Stress is no longer a word no one understands, as each of us live it daily, yet some of us can handle it better than other, most of us are stressed to the point where it has controlled us. Individuals who are stressed report having similar physical sensations. Physical stress refers to the physical symptoms that are experienced when an individual feels stressed or is anxious. The physical manifestations of stress can be the following:
Look back at the list above and see how many of these symptoms you experience, if you experience them all day long and they do not go away after bouts of stress, you are in a danger zone at will affect your health. Next week we will discuss the first step in managing stress.
Stress has many effects on the body. Stress is a non-specific response by the body to any demand that overcomes, or threatens to overcome the body's ability to maintain homeostasis. Homeostasis is the body’s internal sense of balance. A stressor (demand) is any psychological, social, environmental, physiological, or spiritual stimulus that disrupts homeostasis, thereby requiring change or adaptation. There are many examples of stressors including: exercise, hunger, a job promotion, relationship issues, an accident, a long daily commute, etc.
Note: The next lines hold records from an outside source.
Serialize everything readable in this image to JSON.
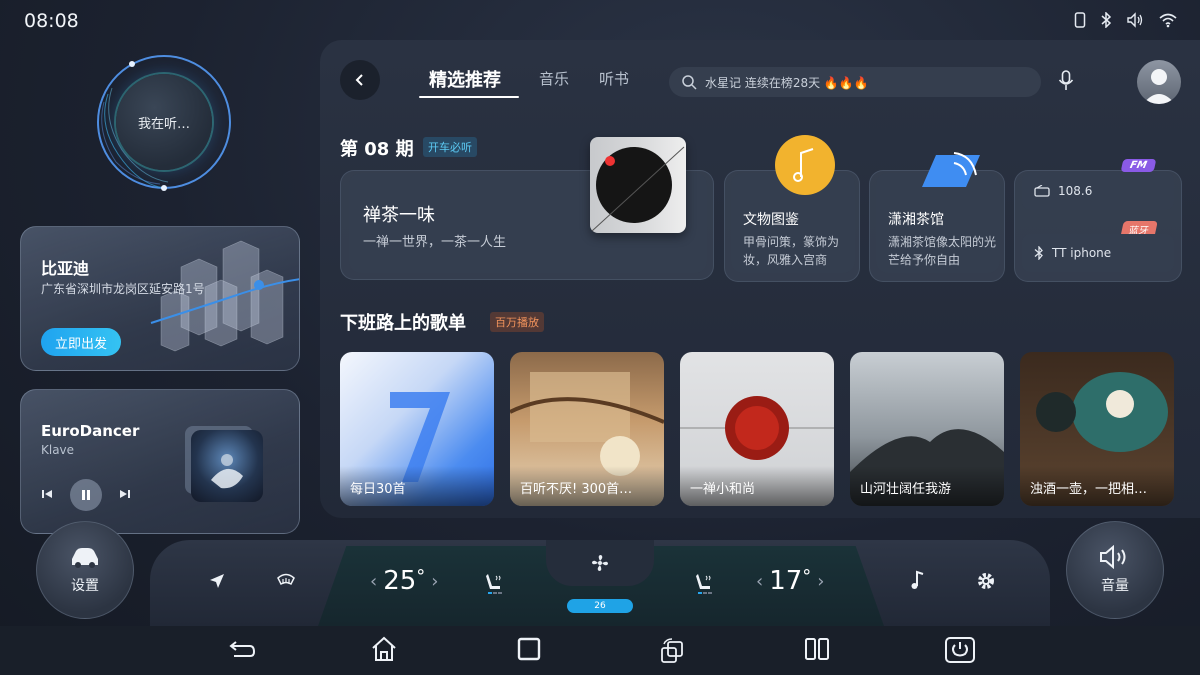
{
  "status_bar": {
    "time": "08:08",
    "icons": [
      "phone-icon",
      "bluetooth-icon",
      "volume-icon",
      "wifi-icon"
    ]
  },
  "listening": {
    "label": "我在听…"
  },
  "nav_card": {
    "title": "比亚迪",
    "address": "广东省深圳市龙岗区延安路1号",
    "button": "立即出发"
  },
  "music_card": {
    "title": "EuroDancer",
    "artist": "Klave"
  },
  "header": {
    "tabs": [
      {
        "label": "精选推荐",
        "active": true
      },
      {
        "label": "音乐",
        "active": false
      },
      {
        "label": "听书",
        "active": false
      }
    ],
    "search_text": "水星记  连续在榜28天  🔥🔥🔥"
  },
  "issue": {
    "title": "第 08 期",
    "tag": "开车必听"
  },
  "feature": {
    "title": "禅茶一味",
    "subtitle": "一禅一世界，一茶一人生"
  },
  "mini_cards": [
    {
      "title": "文物图鉴",
      "desc": "甲骨问策，篆饰为妆，风雅入宫商",
      "icon": "music-note-icon"
    },
    {
      "title": "潇湘茶馆",
      "desc": "潇湘茶馆像太阳的光芒给予你自由",
      "icon": "signal-icon"
    }
  ],
  "radio": {
    "fm_badge": "FM",
    "fm_value": "108.6",
    "bt_badge": "蓝牙",
    "bt_value": "TT iphone"
  },
  "playlist_section": {
    "title": "下班路上的歌单",
    "tag": "百万播放"
  },
  "playlists": [
    {
      "label": "每日30首"
    },
    {
      "label": "百听不厌! 300首…"
    },
    {
      "label": "一禅小和尚"
    },
    {
      "label": "山河壮阔任我游"
    },
    {
      "label": "浊酒一壶，一把相…"
    }
  ],
  "climate": {
    "settings_label": "设置",
    "volume_label": "音量",
    "left_temp": "25",
    "right_temp": "17",
    "degree": "°",
    "fan_level": "26"
  }
}
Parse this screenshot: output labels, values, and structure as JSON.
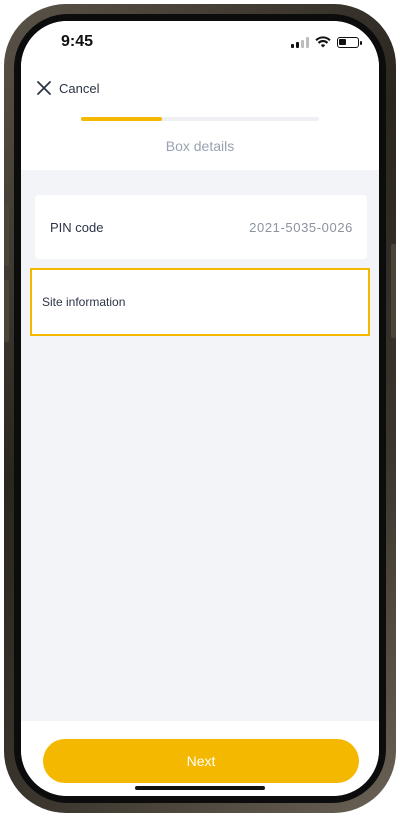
{
  "status_bar": {
    "time": "9:45",
    "signal_bars_active": 2,
    "signal_bars_total": 4,
    "battery_level": 0.4,
    "icons": [
      "cellular-signal-icon",
      "wifi-icon",
      "battery-icon"
    ]
  },
  "header": {
    "cancel_label": "Cancel",
    "cancel_icon": "close-icon",
    "progress_fraction": 0.34,
    "step_title": "Box details"
  },
  "form": {
    "pin_label": "PIN code",
    "pin_value": "2021-5035-0026",
    "site_label": "Site information"
  },
  "footer": {
    "next_label": "Next"
  },
  "colors": {
    "accent": "#f5b800",
    "background": "#f2f4f8",
    "text_primary": "#2c3446",
    "text_secondary": "#9aa2b0"
  }
}
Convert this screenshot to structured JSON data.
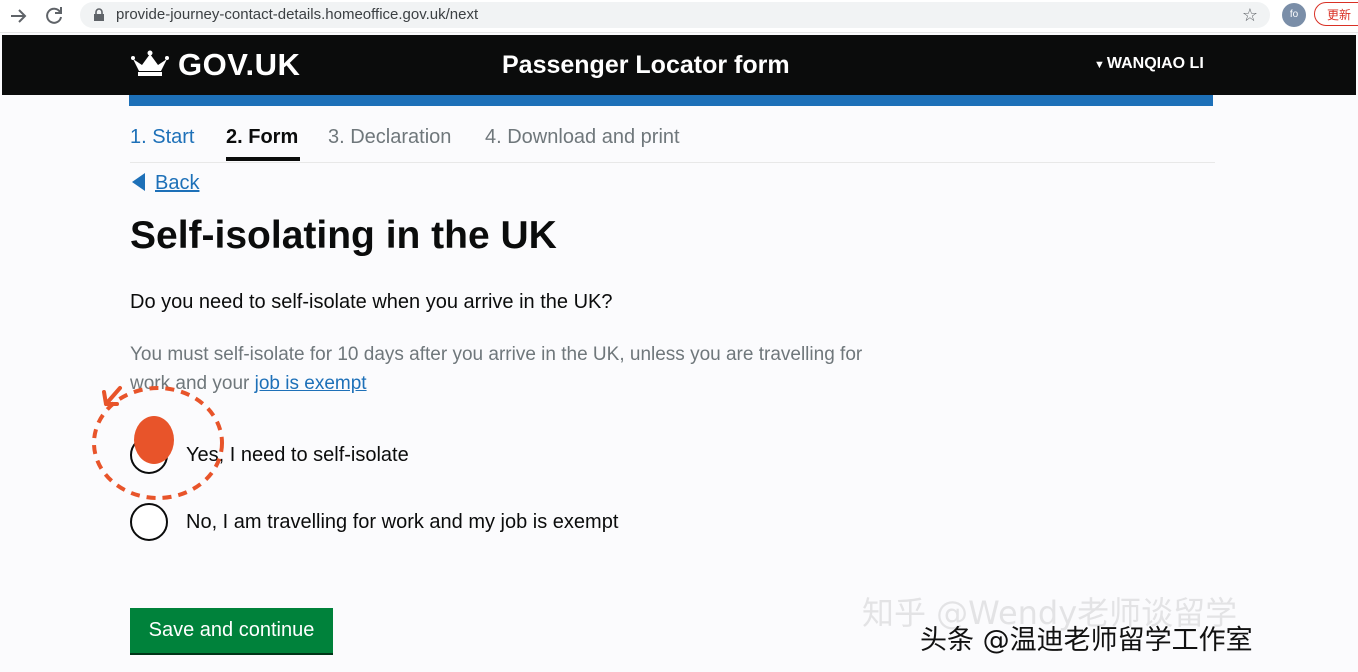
{
  "browser": {
    "url": "provide-journey-contact-details.homeoffice.gov.uk/next",
    "profile_initials": "fo",
    "update_label": "更新"
  },
  "header": {
    "logo_text": "GOV.UK",
    "service_name": "Passenger Locator form",
    "user_name": "WANQIAO LI"
  },
  "steps": [
    {
      "label": "1. Start",
      "state": "link"
    },
    {
      "label": "2. Form",
      "state": "current"
    },
    {
      "label": "3. Declaration",
      "state": "upcoming"
    },
    {
      "label": "4. Download and print",
      "state": "upcoming"
    }
  ],
  "back_label": "Back",
  "page_title": "Self-isolating in the UK",
  "question": "Do you need to self-isolate when you arrive in the UK?",
  "hint": {
    "text": "You must self-isolate for 10 days after you arrive in the UK, unless you are travelling for work and your",
    "link": "job is exempt"
  },
  "options": [
    {
      "label": "Yes, I need to self-isolate",
      "selected": false
    },
    {
      "label": "No, I am travelling for work and my job is exempt",
      "selected": false
    }
  ],
  "submit_label": "Save and continue",
  "watermarks": [
    "知乎 @Wendy老师谈留学",
    "头条 @温迪老师留学工作室"
  ],
  "colors": {
    "header_bg": "#0b0c0c",
    "link_blue": "#1d70b8",
    "button_green": "#00823b",
    "annotation_red": "#e8542a"
  }
}
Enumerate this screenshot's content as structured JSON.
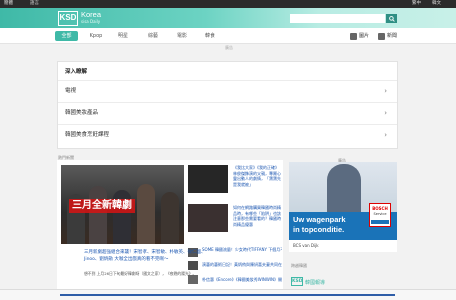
{
  "topbar": {
    "left1": "簡體",
    "left2": "語言",
    "right1": "繁中",
    "right2": "韓文"
  },
  "header": {
    "logo": "KSD",
    "logo_text": "Korea",
    "logo_sub": "sisa Daily"
  },
  "search": {
    "placeholder": ""
  },
  "nav": {
    "tabs": [
      "全部",
      "Kpop",
      "明星",
      "綜藝",
      "電影",
      "韓食"
    ],
    "active_tab": "全部",
    "tools": [
      "圖片",
      "新聞"
    ]
  },
  "ad_label": "廣告",
  "deep_panel": {
    "title": "深入瞭解",
    "items": [
      "電視",
      "韓國美妝產品",
      "韓國美食烹飪課程"
    ]
  },
  "news_section": {
    "label": "熱門新聞"
  },
  "headline": {
    "overlay": "三月全新韓劇",
    "title": "三月新劇超強組合來襲！宋智孝、宋智敏、朴敏英、徐仁國、Jinoo、劉炳勛 大咖全出戲真的看不完啊～",
    "desc": "想不到 上月26日下旬最好韓劇呀（國文之家），《夜晚的陽光》。"
  },
  "side_stories": [
    "《我比大家》《我的正確》林俊傑飾演的父親，專屬心靈出動人的劇情，「寶寶先是我就被」",
    "如何在網路購買韓國時尚精品時，有哪些「陷阱」也該注意那些需要看的？韓國時尚精品優惠",
    "SOME 韓國流量！少女時代TIFFANY 下個月不日發起結婚，高談…",
    "演藝的藝術日記！黃炳侑與陳妍喜夫妻共同在節目中揭示小家庭的…",
    "朴信惠《Encore》《韓國美妝秀WINWIN》開展影響力…"
  ],
  "side_ad": {
    "line1": "Uw wagenpark",
    "line2": "in topconditie.",
    "brand": "BOSCH",
    "brand_sub": "Service",
    "caption": "BCS van Dijk"
  },
  "side_labels": {
    "ad": "廣告",
    "bottom": "跨越韓國"
  },
  "footer": {
    "logo": "KSD",
    "text": "韓國報導"
  },
  "colors": {
    "accent": "#3fb9a7",
    "link": "#1a55b0"
  }
}
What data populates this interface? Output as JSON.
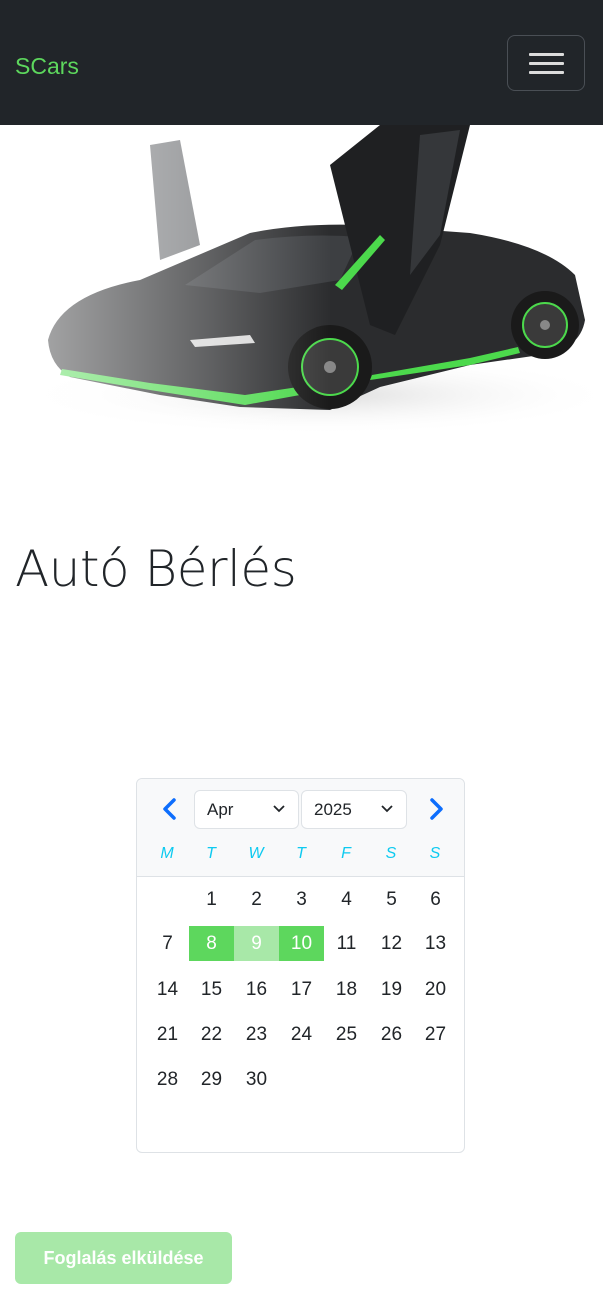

The brain receives information about the disruption to homeostasis that the stressor has caused and initiates a response to eventually help the body return to homeostasis. Stress encourages growth when an individual is able to meet the demands of the new adaptation. It is a natural process and critical to our survival as long as the body is given sufficient time to recover between stressors. The body needs to be able to restore itself to homeostasis following a stressful experience. The challenge with stress is when the individual is not able to adapt to the new demands and the body does not return to homeostasis.
If the body does not return to homeostasis, then it results in physical changes that are designed to maintain survival. The survival mode that the body goes through is a stress response. This stress response is often called "fight or flight" or "fight or flight or freeze" and effects many systems in the body such as the nervous system and endocrine (hormonal) system.
Below is a typical Stress-Time Chart. This chart shows stress being in a danger zone towards the evening since it is in a high range which can have negative effects on the health of the body. Stress should ideally decrease towards the evening to assist with sleep and is ideally in optimal zone during the midday when there are more resources and energy that can be devoted to problem solving for stress. Unfortunately, most individuals do not engage in stress relieving activities throughout the day and instead, stress is built up overtime. In the below example, stress is continually increasing over the period of the day indicating that there is little stress relief or management until it becomes a larger problem. It is important to recognize stress so it can be addressed with stress relieving techniques and create balance.
Legend of Stress Rating
5: Clear, focused, alert and ready for action but in control
3-7: The Optimal Zone to function most of the time in terms of anxiety/stress. Stress/Anxiety can be quickly reduced in this zone.
>7: Physical stress symptoms manifest, thoughts and behaviors are too agitated. When stress/anxiety reaches this level it is difficult to reduce stress to a lower level. 7 is known as the point of no return.
10: Highest Level of stress – Crisis point or Panic attack stage
The secret is prevention so that we can observe and have control over our stress/anxiety level. Every week you will be learning more about how stress affects your health. Stay tuned for next weeks blog about " Physical Stress Symptoms"